John Barry Sales – Premier supplier of production film and television equipment in Australia
Set Wear – Gloves, belts, pouches and accessories for the discerning professional

Here is an interesting blog post from The Black and Blue which compares expendables suppliers and their prices.
The Black and Blue also recommended The Expendables Recycler. I hadn’t heard of them, but it seems that as they recycle products they offer fantastic prices.
Finally, you may also find you can save money by purchasing some items through your local newsagents, hard ware store or superstore.


All this is just to get you started. There are many more things you might like to look at adding to your kit. Here are some links to various sites dedicated to camera assistants. I found much of my information there in regards to gear.

The Black and Blue – The Ultimate Guide to A Camera Assistants Toolkit
James Leckey, Camera Assistant – My Kit
Luke Perkin, Cinematographer – Beginning to build my Toolkit

A Camera Assistants Toolkit: A Walkthrough guide

If you liked this post and would like to see more like it, please follow/like my Facebook Fan page. I keep it up to date with all the projects I am working on and promote opportunities for others when I hear of them.


2 thoughts on “Building A Camera Assist Toolkit

Leave a Reply

Fill in your details below or click an icon to log in: Logo

You are commenting using your account. Log Out /  Change )

Google+ photo

You are commenting using your Google+ account. Log Out /  Change )

Twitter picture

You are commenting using your Twitter account. Log Out /  Change )

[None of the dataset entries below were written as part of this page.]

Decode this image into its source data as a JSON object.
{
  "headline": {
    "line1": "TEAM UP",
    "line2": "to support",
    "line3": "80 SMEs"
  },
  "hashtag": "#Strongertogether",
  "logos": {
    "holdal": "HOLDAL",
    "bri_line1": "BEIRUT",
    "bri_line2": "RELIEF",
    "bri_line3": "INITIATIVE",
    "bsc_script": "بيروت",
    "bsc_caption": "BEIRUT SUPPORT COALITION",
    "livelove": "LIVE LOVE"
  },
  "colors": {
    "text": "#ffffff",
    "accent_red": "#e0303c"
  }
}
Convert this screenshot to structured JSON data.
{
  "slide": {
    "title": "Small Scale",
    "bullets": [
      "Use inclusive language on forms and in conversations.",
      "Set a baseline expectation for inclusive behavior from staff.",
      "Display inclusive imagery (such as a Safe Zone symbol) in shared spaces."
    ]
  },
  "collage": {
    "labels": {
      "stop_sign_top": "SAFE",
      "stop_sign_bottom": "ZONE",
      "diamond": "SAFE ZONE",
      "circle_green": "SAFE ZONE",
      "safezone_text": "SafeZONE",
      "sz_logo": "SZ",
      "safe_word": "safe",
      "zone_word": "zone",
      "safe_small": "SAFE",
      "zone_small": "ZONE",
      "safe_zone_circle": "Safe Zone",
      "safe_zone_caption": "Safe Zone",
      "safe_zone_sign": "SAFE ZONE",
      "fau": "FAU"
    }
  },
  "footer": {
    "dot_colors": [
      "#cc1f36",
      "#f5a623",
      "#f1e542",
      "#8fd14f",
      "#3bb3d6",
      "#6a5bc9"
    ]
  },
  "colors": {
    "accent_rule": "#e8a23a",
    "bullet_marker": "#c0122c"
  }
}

Facebook photo

You are commenting using your Facebook account. Log Out /  Change )


Connecting to %s